Vink said he got an opportunity to have dinner with Bill Lyons the former California Secretary of Agriculture under Governor Grey Davis. Lyons is now working with Governor Gavin Newsom and doing a great job. He also reported SB 1 has gotten the attention of water folks throughout the state. If you don’t know about SB 1 get educated. LTRID Director Josh Pitigliano reported on the recent tour of the Delta and said it was a great tour. Vink added the pumps at the Jones Pumping Plant were not designed to turn on and off. He said it is more than just farmers verses fish. The farmers and wealthy landowners up there don’t want saltwater intrusion and none of them want the Delta tunnels. Pitigliano said two take away messages; they can actually save more endangered fish when the pumps run more and the greatest killer of salmon and smelt are non-native predators such as striped bass.
Next Vink talked about the Voluntary Agreements. He said South Valley has been talking with FWA but haven’t found satisfactory common ground. He said the new Pacific Regional USBR Manager Ernest Conant has had to recues himself from this and the Bureau doesn’t have a clear direction. He said trying to work with FWA and the Bureau isn’t a good use of South Valley resources. He advocates holding back and developing alternatives as the situation develops. Peltzer said the San Joaquin River restoration water is recirculated at the Banta Carbona and this is approved on a year by year basis by the State Board. The tributaries have sued but they have lost and just recently dropped an appeal. Vink said the project description of the Friant Delta Outflow Goal from the Bureau needs to be acted upon as a voluntary agreement. This isn’t voluntary if the Bureau just gives away water without Friant’s consent. The goal of 50,000 a/f maximum of SJR water should be the deal. I thought this was agreed to at one time – a done deal. Vink said this has been a foggy mess to work through. He said having actual environmental benefits as opposed to just sending another acre foot of water under the Golden Gate Bridge would be far more palatable. He said using Friant’s 50,000 a/f for flood plain habitat would be a case in point. Peltzer said he spoke with DWR at the recent ACWA conference and if I understood they liked that idea.
Vink said there has to be a better way to streamline Bureau actions, more to come.
DISCLAIMER OF RESPONSIBILITY; Waterwrights.net strives to provide his clients with the most complete, up-to-date, and accurate information available.
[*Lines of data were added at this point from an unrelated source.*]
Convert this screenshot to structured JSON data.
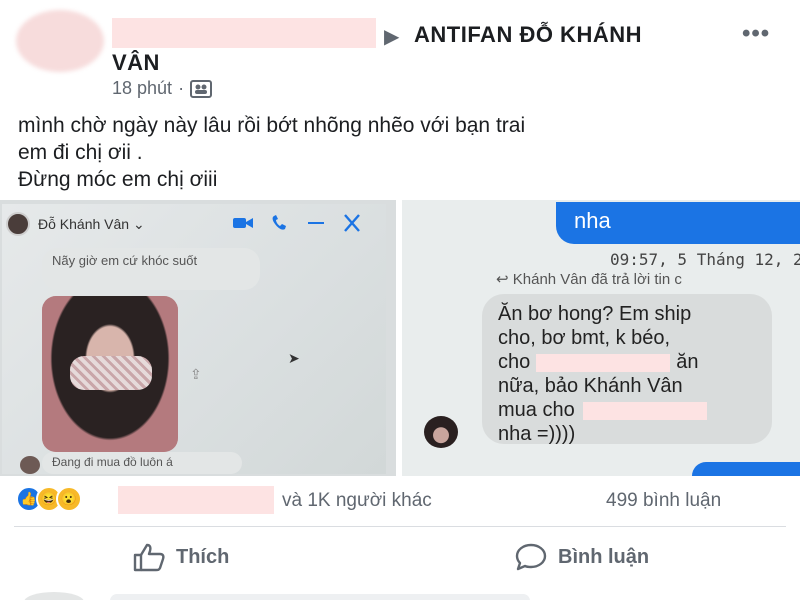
{
  "post": {
    "group_arrow": "▶",
    "group_name_line1": "ANTIFAN ĐỖ KHÁNH",
    "group_name_line2": "VÂN",
    "time": "18 phút",
    "time_separator": "·",
    "more": "•••",
    "caption_lines": [
      "mình chờ ngày này lâu rồi bớt nhõng nhẽo với bạn trai",
      "em đi chị ơii .",
      "Đừng móc em chị ơiii"
    ]
  },
  "left_screenshot": {
    "chat_name": "Đỗ Khánh Vân",
    "chevron": "⌄",
    "bubble_top": "Nãy giờ em cứ khóc suốt",
    "bubble_bottom": "Đang đi mua đồ luôn á",
    "window_icons": [
      "video-icon",
      "phone-icon",
      "minimize-icon",
      "close-icon"
    ]
  },
  "right_screenshot": {
    "blue_bubble": "nha",
    "timestamp": "09:57, 5 Tháng 12, 2",
    "reply_note": "Khánh Vân đã trả lời tin c",
    "message_lines": [
      "Ăn bơ hong? Em ship",
      "cho, bơ bmt, k béo,",
      "cho",
      "ăn",
      "nữa, bảo Khánh Vân",
      "mua cho",
      "nha =))))"
    ]
  },
  "footer": {
    "reactions": [
      "like-icon",
      "haha-icon",
      "wow-icon"
    ],
    "others_text": "và 1K người khác",
    "comments_text": "499 bình luận",
    "like_label": "Thích",
    "comment_label": "Bình luận"
  },
  "colors": {
    "facebook_blue": "#1b74e4",
    "redaction_pink": "#fde3e3",
    "secondary_text": "#606770"
  }
}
Nevertheless, Waterwrights.net does not serve as a guarantor of the accuracy or completeness of the information provided, and specifically disclaims any and all responsibility for information that is not accurate, up-to-date, or complete. Waterwrights.net’s clients therefore rely on the accuracy, completeness and timeliness of information from Waterwrights.net entirely at their own risk. The opinions expressed in this report are those of the author and do not represent any advertisers or third parties.
ALL RIGHTS RESERVED. Copyright 2019 by Don A. Wright
South Valley Water Association – Dan Vink, General Manager. Alex Peltzer, Attorney. Eric Limas & Jarno Mayes Financial Guru. Member agencies: Lower Tule River ID, Pixley ID, Delano Earlimart ID, Exeter ID, Ivanhoe ID, Tea Pot Dome ID, Shafter Wasco ID, South San Joaquin Municipal UD and Stone Corral ID.